§ **AIM OF THE EXERCISE**
Review the material line by line. Identify and copy every line that contains the string "name".

┌──

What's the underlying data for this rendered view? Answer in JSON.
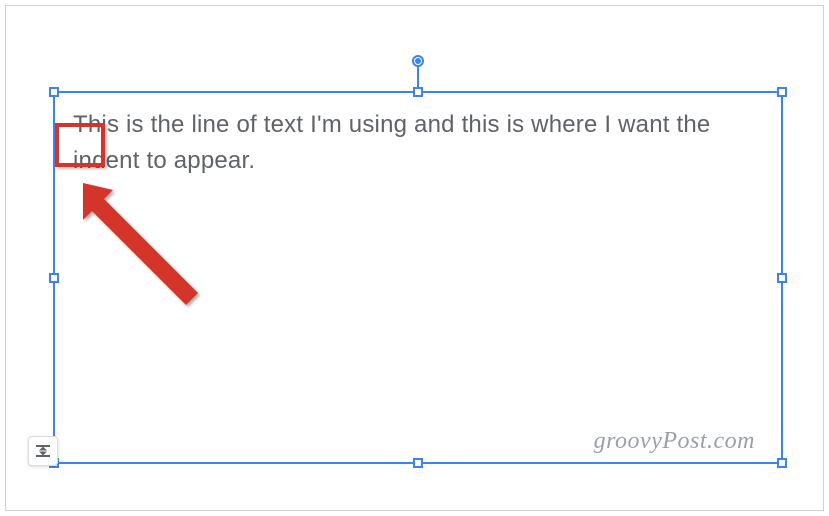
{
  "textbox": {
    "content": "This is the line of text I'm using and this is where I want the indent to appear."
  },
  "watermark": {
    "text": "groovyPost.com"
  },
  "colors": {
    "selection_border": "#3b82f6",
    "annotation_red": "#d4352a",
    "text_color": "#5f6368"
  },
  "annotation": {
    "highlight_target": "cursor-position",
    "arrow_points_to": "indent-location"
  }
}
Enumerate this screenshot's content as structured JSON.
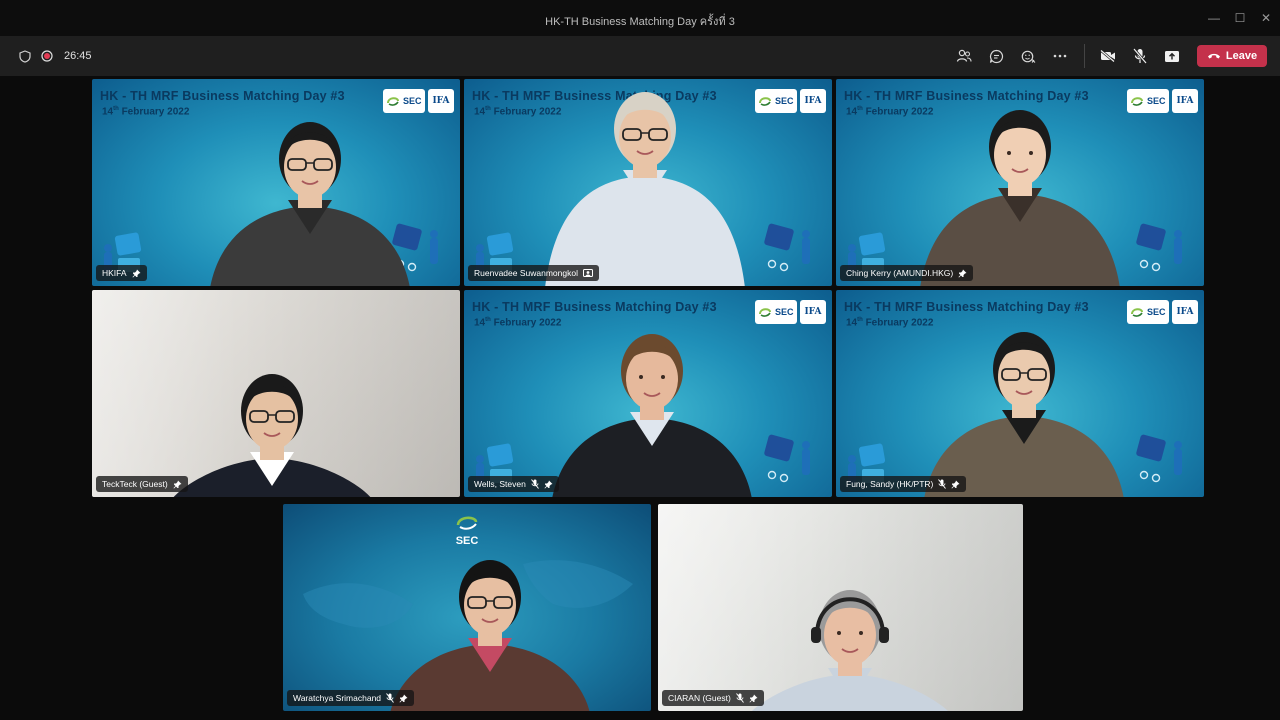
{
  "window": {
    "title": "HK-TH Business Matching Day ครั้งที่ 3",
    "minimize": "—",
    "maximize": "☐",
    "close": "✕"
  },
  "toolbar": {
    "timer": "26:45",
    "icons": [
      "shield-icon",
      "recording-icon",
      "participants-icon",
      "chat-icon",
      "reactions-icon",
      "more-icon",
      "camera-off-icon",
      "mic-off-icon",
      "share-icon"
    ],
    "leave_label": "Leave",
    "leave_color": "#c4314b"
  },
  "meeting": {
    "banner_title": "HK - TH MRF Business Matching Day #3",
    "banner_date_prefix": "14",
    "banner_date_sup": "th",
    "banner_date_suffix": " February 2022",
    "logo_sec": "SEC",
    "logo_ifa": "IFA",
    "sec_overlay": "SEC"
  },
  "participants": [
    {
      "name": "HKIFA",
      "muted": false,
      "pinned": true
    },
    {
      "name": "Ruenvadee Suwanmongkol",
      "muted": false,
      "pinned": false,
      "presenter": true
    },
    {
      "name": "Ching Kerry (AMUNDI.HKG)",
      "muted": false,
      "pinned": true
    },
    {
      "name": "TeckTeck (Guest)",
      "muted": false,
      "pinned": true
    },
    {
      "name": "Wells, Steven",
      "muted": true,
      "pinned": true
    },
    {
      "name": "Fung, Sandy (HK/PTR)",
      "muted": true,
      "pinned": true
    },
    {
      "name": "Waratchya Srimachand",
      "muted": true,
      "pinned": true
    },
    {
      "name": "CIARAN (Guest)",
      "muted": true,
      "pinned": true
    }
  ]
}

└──

§ **RESPONSE BELOW**
      "name": "HKIFA",
      "name": "Ruenvadee Suwanmongkol",
      "name": "Ching Kerry (AMUNDI.HKG)",
      "name": "TeckTeck (Guest)",
      "name": "Wells, Steven",
      "name": "Fung, Sandy (HK/PTR)",
      "name": "Waratchya Srimachand",
      "name": "CIARAN (Guest)",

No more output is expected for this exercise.